The Construction of British India, 1690–1860
A richly illustrated history showing how the British Empire used buildings in early colonial India to influence attitudes among those who saw and used them.
Empire Building is a new account of the East India Company’s impact on India, focussing on how it changed the sub-continent’s built environment in the context of defence, urbanisation, and infrastructural development.
Rosie Llewellyn-Jones examines these initiatives through a lens of ‘political building’ (using Indian contractors and labourers). Railways, docks, municipal buildings, freemasons’ lodges, hotels, race-courses, barracks, cemeteries, statues, canals–everything the British erected made a political statement, even if unconsciously; hence this book is concerned less with architectural styles, more with subtle infiltration into the minds of those who saw and used these structures. It assesses, in turn, Indian responses to the changing landscape. Indians often reacted favourably to new manufacturing technologies from Britain, like minting and gunpowder, while the British learnt from and adapted local methods.
From military engineers and cartography to imported raw metals and steam power, Llewellyn-Jones considers the social and environmental changes wrought by colonialism. This period was marked by a shift from formerly private, Indian-controlled functions, like education, entertainment, trading and healing, to British public institutions like universities, theatres, chambers of commerce and hospitals.
Stepping aside from ongoing colonialism debates, this is a fascinating account of India’s physical transformation during the Company period.
‘A fascinatingly novel approach to studies of empire that is as illuminating as it is enjoyable.’ — Asian Review of Books
‘With learning and dispassion, Llewellyn-Jones neither overplays the infrastructural legacy of the Raj nor, as is more often the case, does she excitedly tear it down.’ — Air Mail

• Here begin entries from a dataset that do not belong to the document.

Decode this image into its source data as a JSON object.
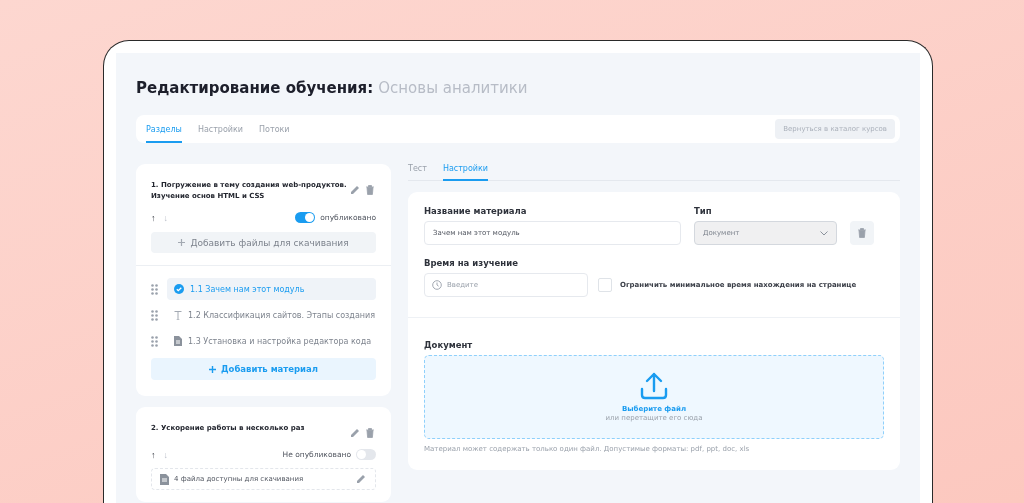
{
  "page": {
    "title": "Редактирование обучения:",
    "subtitle": "Основы аналитики"
  },
  "tabs": [
    {
      "label": "Разделы",
      "selected": true
    },
    {
      "label": "Настройки",
      "selected": false
    },
    {
      "label": "Потоки",
      "selected": false
    }
  ],
  "back_button": {
    "label": "Вернуться в каталог курсов",
    "disabled": true
  },
  "sections": [
    {
      "title": "1. Погружение в тему создания web-продуктов. Изучение основ HTML и CSS",
      "move_up": {
        "text": "↑",
        "disabled": false
      },
      "move_down": {
        "text": "↓",
        "disabled": true
      },
      "status_label": "опубликовано",
      "published": true,
      "add_files_button": "Добавить файлы для скачивания",
      "materials": [
        {
          "title": "1.1 Зачем нам этот модуль",
          "kind": "check",
          "selected": true
        },
        {
          "title": "1.2 Классификация сайтов. Этапы создания",
          "kind": "text",
          "selected": false
        },
        {
          "title": "1.3 Установка и настройка редактора кода",
          "kind": "doc",
          "selected": false
        }
      ],
      "add_material_button": "Добавить материал"
    },
    {
      "title": "2. Ускорение работы в несколько раз",
      "move_up": {
        "text": "↑",
        "disabled": false
      },
      "move_down": {
        "text": "↓",
        "disabled": true
      },
      "status_label": "Не опубликовано",
      "published": false,
      "files_note": "4 файла доступны для скачивания"
    }
  ],
  "content_tabs": [
    {
      "label": "Тест",
      "selected": false
    },
    {
      "label": "Настройки",
      "selected": true
    }
  ],
  "form": {
    "name_label": "Название материала",
    "name_value": "Зачем нам этот модуль",
    "type_label": "Тип",
    "type_value": "Документ",
    "time_label": "Время на изучение",
    "time_placeholder": "Введите",
    "limit_checkbox": {
      "label": "Ограничить минимальное время нахождения на странице",
      "checked": false
    },
    "document_label": "Документ",
    "upload_title": "Выберите файл",
    "upload_hint": "или перетащите его сюда",
    "note": "Материал может содержать только один файл. Допустимые форматы: pdf, ppt, doc, xls"
  }
}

‘Brick by brick, stone by stone, from canals to cantonments, Llewellyn-Jones masterfully reconstructs the infrastructure of empire in India. An engaging insight into a neglected area of imperial scholarship.’ — John Zubrzycki, author of The House of Jaipur
‘Highly readable, full of overlooked detail, Llewellyn-Jones brings British India to life.’ — Roderick Matthews, author of Peace, Poverty and Betrayal: A New History of British India
‘Offbeat and absorbing, this connects the politics, technology and aesthetics of state architecture of colonial India. With a fascinating series of studies of state buildings and superb illustrations, Llewellyn-Jones shows how the built environment of the Raj reflected the regime’s view of itself and the culture of the people it ruled over.’ — Tirthankar Roy, Professor of Economic History, London School of Economics, and author of The Economic History of Colonialism
‘A highly ambitious book linking art, architecture and engineering with education, scientific innovation and social history. An entertaining, well-researched and original contribution to current literature. I can think of no current competition which covers as much ground.’ — Caroline Keen, author of A Judge in Madras: Sir Sidney Wadsworth and the Indian Civil Service, 1913–47
‘Political architecture is one of the lasting legacies of the British in South Asia. Bringing in the role of oft-forgotten engineers, architects and the Indian response to such changes, Llewellyn-Jones weaves together an engaging narrative of the construction of the visual and built environment in South Asia.’ — Yaqoob Khan Bangash, Director, Centre for Governance and Policy, ITU Lahore, and author of A Princely Affair: Accession and Integration of the Princely States of Pakistan
Rosie Llewellyn-Jones PhD holds a degree in Urdu from SOAS University of London. A renowned historian of colonial India, she is Editor of Chowkidar, the journal of the British Association for Cemeteries in South Asia. Her books include The Last King in India, also published by Hurst, and Lucknow 1857.